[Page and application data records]
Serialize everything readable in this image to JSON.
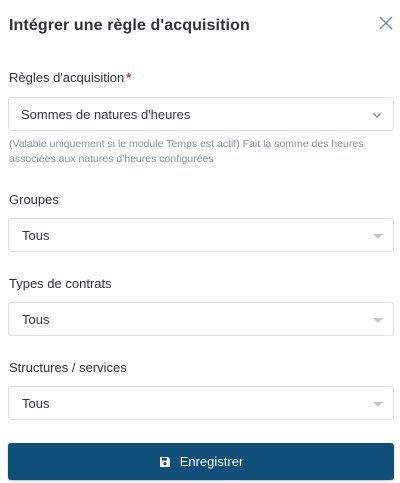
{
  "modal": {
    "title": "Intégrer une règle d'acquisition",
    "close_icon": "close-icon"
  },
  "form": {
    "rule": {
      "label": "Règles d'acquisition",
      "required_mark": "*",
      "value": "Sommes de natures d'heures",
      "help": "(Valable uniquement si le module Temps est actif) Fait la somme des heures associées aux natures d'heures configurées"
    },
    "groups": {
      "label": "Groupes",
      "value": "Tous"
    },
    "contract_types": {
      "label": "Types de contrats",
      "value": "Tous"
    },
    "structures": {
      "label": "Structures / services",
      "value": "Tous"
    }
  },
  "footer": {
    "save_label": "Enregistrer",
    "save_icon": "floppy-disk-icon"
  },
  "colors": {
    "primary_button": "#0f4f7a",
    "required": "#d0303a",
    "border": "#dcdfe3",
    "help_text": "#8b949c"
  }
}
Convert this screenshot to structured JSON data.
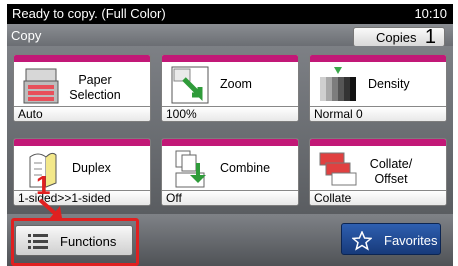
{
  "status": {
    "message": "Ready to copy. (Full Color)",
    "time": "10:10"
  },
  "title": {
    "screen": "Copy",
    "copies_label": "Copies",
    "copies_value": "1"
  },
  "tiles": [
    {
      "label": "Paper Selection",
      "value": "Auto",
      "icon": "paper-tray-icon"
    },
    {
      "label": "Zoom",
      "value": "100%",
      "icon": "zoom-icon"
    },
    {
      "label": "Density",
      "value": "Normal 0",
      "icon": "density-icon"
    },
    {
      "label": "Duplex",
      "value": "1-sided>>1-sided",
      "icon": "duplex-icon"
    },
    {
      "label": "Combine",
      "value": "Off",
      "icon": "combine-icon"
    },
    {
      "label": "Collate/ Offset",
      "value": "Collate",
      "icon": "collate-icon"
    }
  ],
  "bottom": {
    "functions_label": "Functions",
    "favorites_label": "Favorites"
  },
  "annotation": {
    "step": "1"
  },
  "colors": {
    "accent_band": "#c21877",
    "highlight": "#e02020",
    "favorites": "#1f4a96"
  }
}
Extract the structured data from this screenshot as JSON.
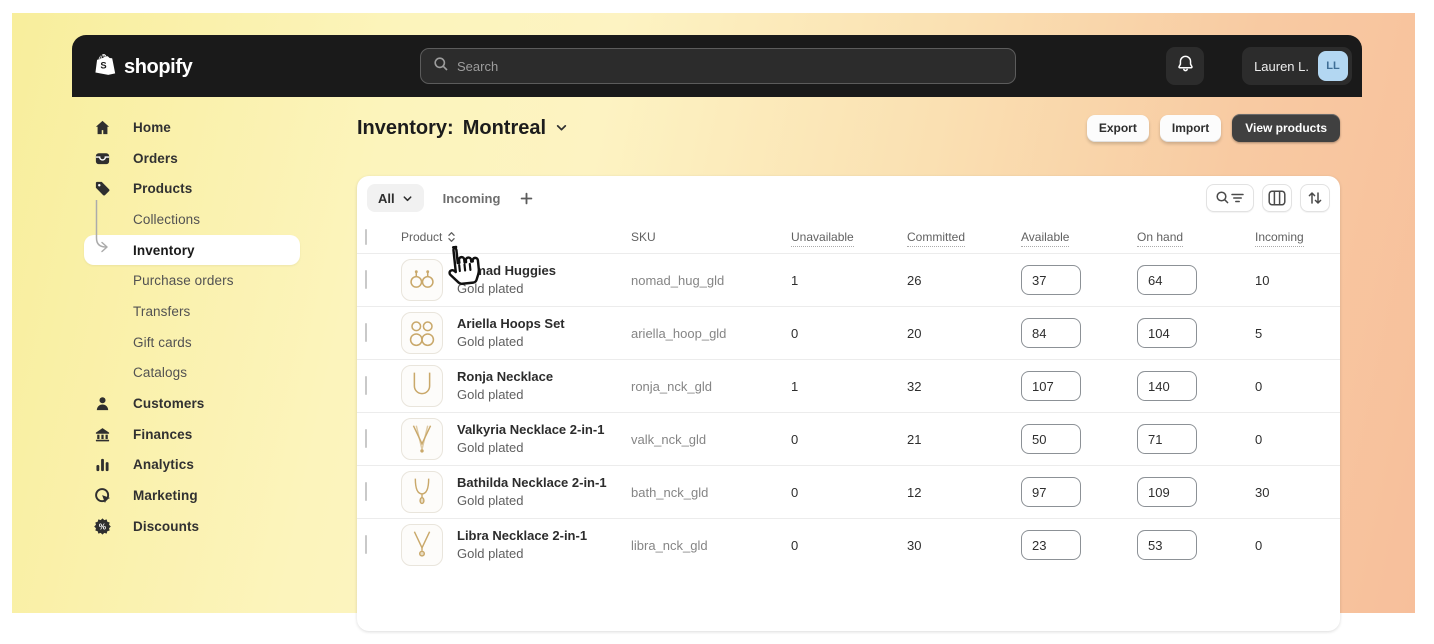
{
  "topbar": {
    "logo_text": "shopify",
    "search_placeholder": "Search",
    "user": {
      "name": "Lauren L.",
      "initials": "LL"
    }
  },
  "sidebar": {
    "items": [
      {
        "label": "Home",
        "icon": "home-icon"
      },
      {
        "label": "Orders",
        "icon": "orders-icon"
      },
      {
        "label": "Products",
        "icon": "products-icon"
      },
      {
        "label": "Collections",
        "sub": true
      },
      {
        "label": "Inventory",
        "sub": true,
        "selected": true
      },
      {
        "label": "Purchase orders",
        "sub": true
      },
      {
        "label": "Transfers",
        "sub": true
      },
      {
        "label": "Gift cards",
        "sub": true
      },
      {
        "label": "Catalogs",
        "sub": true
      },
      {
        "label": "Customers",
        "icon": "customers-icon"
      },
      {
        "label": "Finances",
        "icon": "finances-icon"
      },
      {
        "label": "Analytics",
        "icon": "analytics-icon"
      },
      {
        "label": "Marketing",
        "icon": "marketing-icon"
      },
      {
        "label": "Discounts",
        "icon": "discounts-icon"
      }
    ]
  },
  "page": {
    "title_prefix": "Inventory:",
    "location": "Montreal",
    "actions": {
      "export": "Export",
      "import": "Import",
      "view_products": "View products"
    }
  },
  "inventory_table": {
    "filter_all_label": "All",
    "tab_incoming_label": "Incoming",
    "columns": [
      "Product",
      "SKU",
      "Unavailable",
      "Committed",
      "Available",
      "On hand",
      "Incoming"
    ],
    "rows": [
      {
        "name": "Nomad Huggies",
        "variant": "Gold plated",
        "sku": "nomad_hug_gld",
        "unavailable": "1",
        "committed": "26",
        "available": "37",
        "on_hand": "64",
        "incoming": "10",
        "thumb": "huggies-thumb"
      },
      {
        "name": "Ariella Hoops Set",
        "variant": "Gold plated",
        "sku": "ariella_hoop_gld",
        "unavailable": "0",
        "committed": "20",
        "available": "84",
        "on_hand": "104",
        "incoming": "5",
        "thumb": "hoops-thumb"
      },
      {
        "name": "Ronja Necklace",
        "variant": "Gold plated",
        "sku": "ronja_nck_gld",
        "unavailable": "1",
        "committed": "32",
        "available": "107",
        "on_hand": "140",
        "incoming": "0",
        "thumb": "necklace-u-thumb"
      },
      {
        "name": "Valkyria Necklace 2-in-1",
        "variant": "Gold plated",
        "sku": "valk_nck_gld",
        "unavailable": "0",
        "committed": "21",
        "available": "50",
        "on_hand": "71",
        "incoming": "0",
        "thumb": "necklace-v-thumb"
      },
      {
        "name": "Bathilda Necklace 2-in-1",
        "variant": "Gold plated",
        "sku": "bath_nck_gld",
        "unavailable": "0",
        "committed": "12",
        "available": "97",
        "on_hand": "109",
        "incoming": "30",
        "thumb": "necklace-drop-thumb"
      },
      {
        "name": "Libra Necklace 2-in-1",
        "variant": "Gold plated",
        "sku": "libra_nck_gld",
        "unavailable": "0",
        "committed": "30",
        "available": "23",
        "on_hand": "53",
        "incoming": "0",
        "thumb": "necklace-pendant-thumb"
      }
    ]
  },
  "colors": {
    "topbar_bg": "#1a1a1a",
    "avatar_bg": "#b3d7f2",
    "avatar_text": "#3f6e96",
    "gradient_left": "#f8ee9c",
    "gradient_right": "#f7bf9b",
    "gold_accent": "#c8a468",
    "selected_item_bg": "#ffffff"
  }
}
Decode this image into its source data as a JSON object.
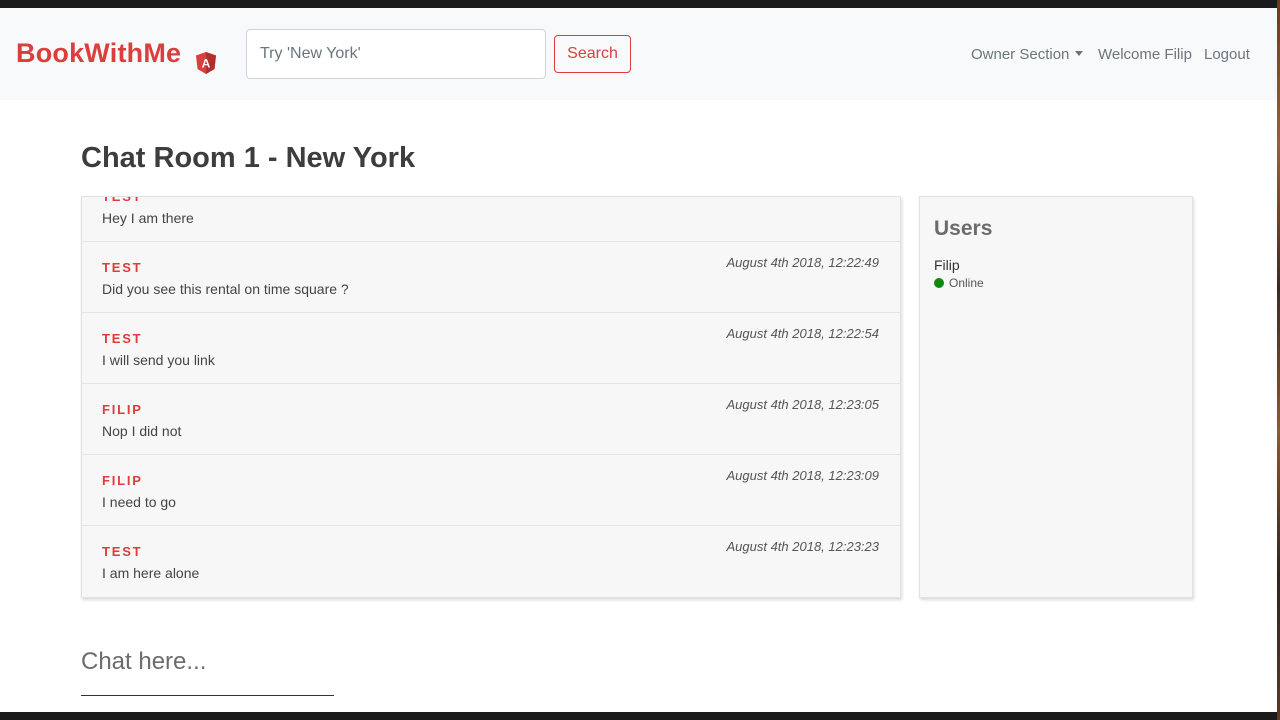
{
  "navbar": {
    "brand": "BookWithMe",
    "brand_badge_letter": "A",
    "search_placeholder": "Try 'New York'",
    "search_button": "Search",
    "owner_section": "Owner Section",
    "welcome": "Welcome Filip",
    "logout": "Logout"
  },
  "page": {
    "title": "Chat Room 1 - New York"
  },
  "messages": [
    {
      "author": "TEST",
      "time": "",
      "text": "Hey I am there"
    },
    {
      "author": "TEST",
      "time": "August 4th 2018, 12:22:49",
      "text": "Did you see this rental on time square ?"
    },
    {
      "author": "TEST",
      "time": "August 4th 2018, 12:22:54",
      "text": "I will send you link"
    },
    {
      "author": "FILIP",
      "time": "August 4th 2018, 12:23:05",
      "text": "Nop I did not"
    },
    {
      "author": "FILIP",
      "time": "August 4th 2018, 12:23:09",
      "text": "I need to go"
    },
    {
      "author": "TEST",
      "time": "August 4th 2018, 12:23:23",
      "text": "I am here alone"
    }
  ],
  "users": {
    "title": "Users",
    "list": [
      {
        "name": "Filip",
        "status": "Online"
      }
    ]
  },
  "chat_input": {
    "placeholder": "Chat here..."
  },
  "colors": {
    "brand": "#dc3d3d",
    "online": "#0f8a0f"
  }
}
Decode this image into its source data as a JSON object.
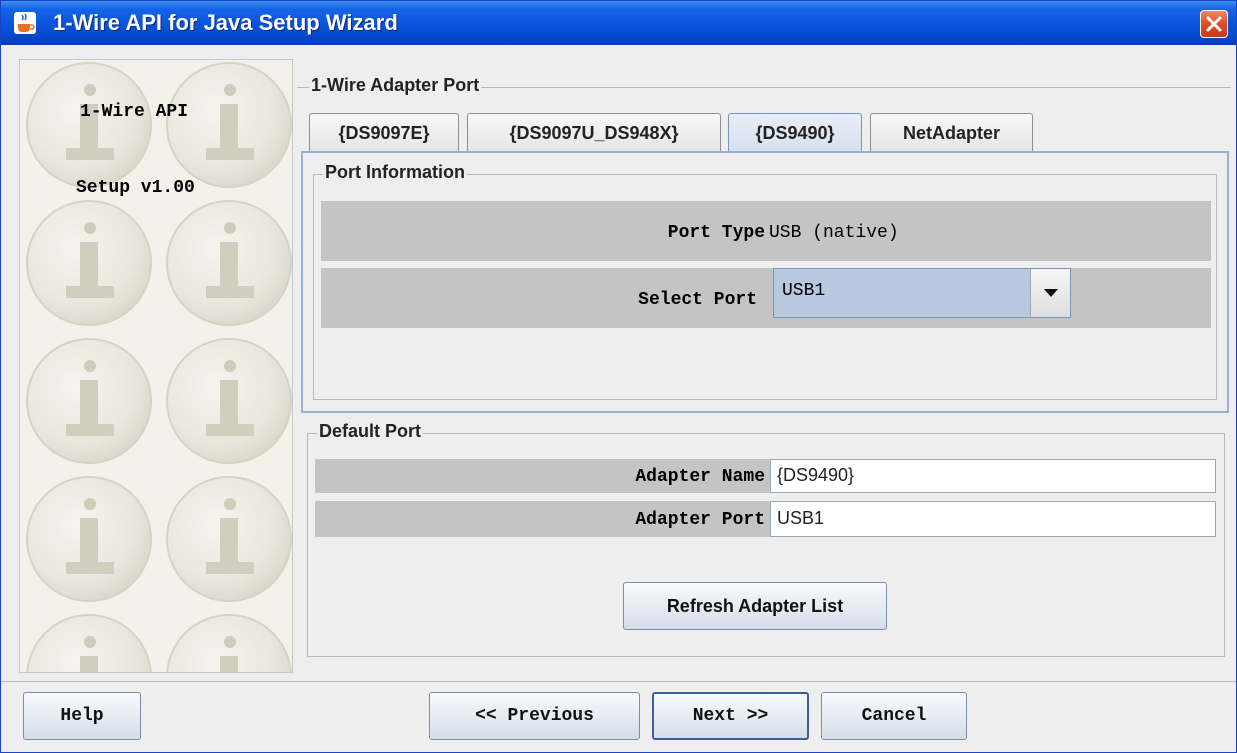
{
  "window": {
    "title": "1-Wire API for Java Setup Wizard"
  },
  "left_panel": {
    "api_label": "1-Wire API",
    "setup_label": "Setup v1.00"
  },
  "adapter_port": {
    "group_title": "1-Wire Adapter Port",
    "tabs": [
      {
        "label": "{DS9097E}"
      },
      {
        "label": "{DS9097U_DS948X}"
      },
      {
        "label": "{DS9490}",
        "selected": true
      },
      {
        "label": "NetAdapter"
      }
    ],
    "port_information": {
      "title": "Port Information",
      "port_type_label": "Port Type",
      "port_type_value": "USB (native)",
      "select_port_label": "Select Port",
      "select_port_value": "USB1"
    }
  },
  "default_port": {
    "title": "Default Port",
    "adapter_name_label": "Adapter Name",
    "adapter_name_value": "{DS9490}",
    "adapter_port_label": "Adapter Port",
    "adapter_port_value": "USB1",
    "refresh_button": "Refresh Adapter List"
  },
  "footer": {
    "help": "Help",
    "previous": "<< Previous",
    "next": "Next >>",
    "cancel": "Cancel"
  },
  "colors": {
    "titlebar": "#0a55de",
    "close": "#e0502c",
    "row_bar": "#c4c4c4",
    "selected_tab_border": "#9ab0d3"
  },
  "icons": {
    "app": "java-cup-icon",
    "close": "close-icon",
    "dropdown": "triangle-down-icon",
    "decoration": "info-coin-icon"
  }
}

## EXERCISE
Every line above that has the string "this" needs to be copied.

## SOLUTION
Serialize everything readable in this image to JSON.
Convert this screenshot to structured JSON data.
Extract the structured data from this screenshot as JSON.
Decode this image into its source data as a JSON object.
      "text": "Did you see this rental on time square ?"
Decode this image into its source data as a JSON object.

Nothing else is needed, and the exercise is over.